If you are in a relationship, or know someone who is, you’ve quite likely experienced first or second hand the “We”
love that restaurant. We
always listen to Jazz. We
are trying to get pregnant. There’s a time and a place for every pronoun – But when it comes to your spouse’s job search, save the “we”
for your favorite kind of pizza.
Last week I got an interesting call. I had been working with a candidate, we’ll call him James. James was a passive candidate I had connected with, and although I didn’t have a position for him currently, and he wasn’t urgently looking to make a move, we had decided to keep in touch for potential future openings. One morning, as I was preparing for a day of offsite meetings, the phone rang. It was James’ wife. She wanted to know if I’d found any potential positions for James. Though taken aback, I explained to her that though I didn’t have anything currently, he was on my radar for future prospects and that I’d probably be checking in with him in the next few days. “Well, she said, I’d really prefer if you could call him sooner. We
would really like your help.”
Once I had lifted my jaw off of my desk, I responded that I looked forward to connecting with him at my earliest convenience and that hopefully our schedules would allow for us to talk soon. What was even more interesting was that James didn’t seem all that interested in finding a new job, and after further conversation, I discovered it was his wife that was really driving the process.
To be honest – the whole chain of events was a turn-off. I was interested in building a quality relationship with James, but could have done without the threesome. Once his wife was brought into the relationship, anything James and I could have had was cheapened
. I thought about what she said on the phone – “We
want to know if you have found any positions - We
would really like your help.” But here's the thing: I am not working with the two of you, I am working with your husband. I am not interviewing both of you, I am interviewing your husband. It’s one thing to be supportive, but a company is not hiring the two of you, and when a spouse interferes, it reflects poorly on the candidate. Maybe it’s telling of his character, maybe it shows a weakness, or maybe it paints a picture that if his spouse runs interference with his job hunt, she will only evolve into more of a problem once he is hired. In any case, it’s not good, not professional, and will most likely do nothing but assure that the only thing “We”

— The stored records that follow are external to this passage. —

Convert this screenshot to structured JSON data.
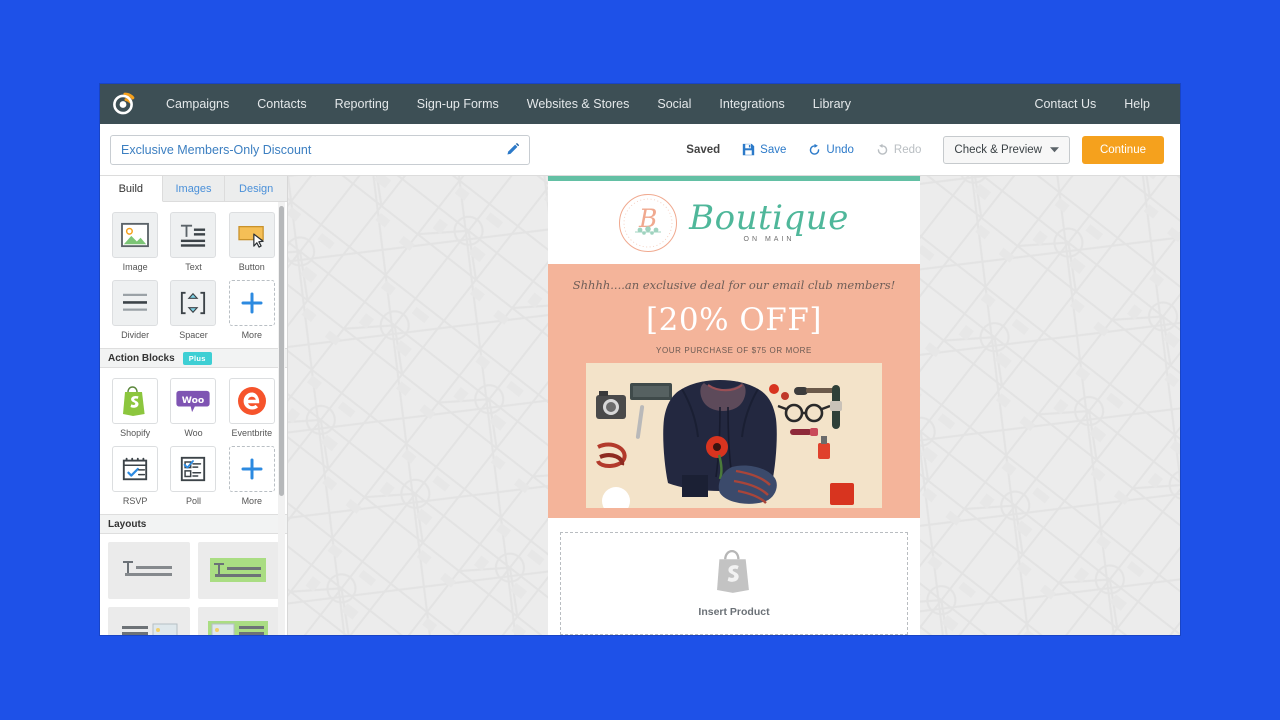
{
  "page": {
    "background_color": "#1e51e8",
    "app_bg": "#ffffff"
  },
  "top_nav": {
    "brand_icon": "constant-contact-logo-icon",
    "brand_colors": {
      "ring": "#ffffff",
      "swoosh": "#f5a11d"
    },
    "background": "#3d4f55",
    "links": [
      {
        "label": "Campaigns"
      },
      {
        "label": "Contacts"
      },
      {
        "label": "Reporting"
      },
      {
        "label": "Sign-up Forms"
      },
      {
        "label": "Websites & Stores"
      },
      {
        "label": "Social"
      },
      {
        "label": "Integrations"
      },
      {
        "label": "Library"
      }
    ],
    "right_links": [
      {
        "label": "Contact Us"
      },
      {
        "label": "Help"
      }
    ]
  },
  "toolbar": {
    "campaign_title": "Exclusive Members-Only Discount",
    "campaign_title_placeholder": "Email name",
    "edit_icon": "pencil-icon",
    "status": "Saved",
    "save_label": "Save",
    "undo_label": "Undo",
    "redo_label": "Redo",
    "check_preview_label": "Check & Preview",
    "continue_label": "Continue",
    "accent_color": "#f5a11d",
    "link_color": "#2c7ac9"
  },
  "sidebar": {
    "tabs": [
      {
        "label": "Build",
        "active": true
      },
      {
        "label": "Images",
        "active": false
      },
      {
        "label": "Design",
        "active": false
      }
    ],
    "build_blocks": [
      {
        "label": "Image",
        "icon": "image-icon"
      },
      {
        "label": "Text",
        "icon": "text-icon"
      },
      {
        "label": "Button",
        "icon": "button-icon"
      },
      {
        "label": "Divider",
        "icon": "divider-icon"
      },
      {
        "label": "Spacer",
        "icon": "spacer-icon"
      },
      {
        "label": "More",
        "icon": "plus-icon"
      }
    ],
    "action_blocks_section": {
      "title": "Action Blocks",
      "badge": "Plus",
      "badge_color": "#3ecfd4"
    },
    "action_blocks": [
      {
        "label": "Shopify",
        "icon": "shopify-icon"
      },
      {
        "label": "Woo",
        "icon": "woocommerce-icon"
      },
      {
        "label": "Eventbrite",
        "icon": "eventbrite-icon"
      },
      {
        "label": "RSVP",
        "icon": "rsvp-calendar-icon"
      },
      {
        "label": "Poll",
        "icon": "poll-icon"
      },
      {
        "label": "More",
        "icon": "plus-icon"
      }
    ],
    "layouts_section": {
      "title": "Layouts"
    },
    "layouts": [
      {
        "name": "text-layout-plain"
      },
      {
        "name": "text-layout-highlighted"
      },
      {
        "name": "text-image-layout-plain"
      },
      {
        "name": "text-image-layout-highlighted"
      }
    ]
  },
  "email": {
    "accent_bar_color": "#63c0a4",
    "promo_bg_color": "#f4b49a",
    "logo": {
      "monogram": "B",
      "wordmark": "Boutique",
      "tagline": "ON MAIN"
    },
    "promo": {
      "teaser": "Shhhh....an exclusive deal for our email club members!",
      "headline": "[20% OFF]",
      "subline": "YOUR PURCHASE OF $75 OR MORE"
    },
    "photo": {
      "alt": "flat-lay of navy coat with camera, glasses, belt and cosmetics on cream background"
    },
    "insert_product": {
      "icon": "shopify-bag-icon",
      "label": "Insert Product"
    },
    "coupon": {
      "icon": "scissors-icon"
    }
  }
}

ultimately get in the end, is a notification that “We”
are not selected for the job.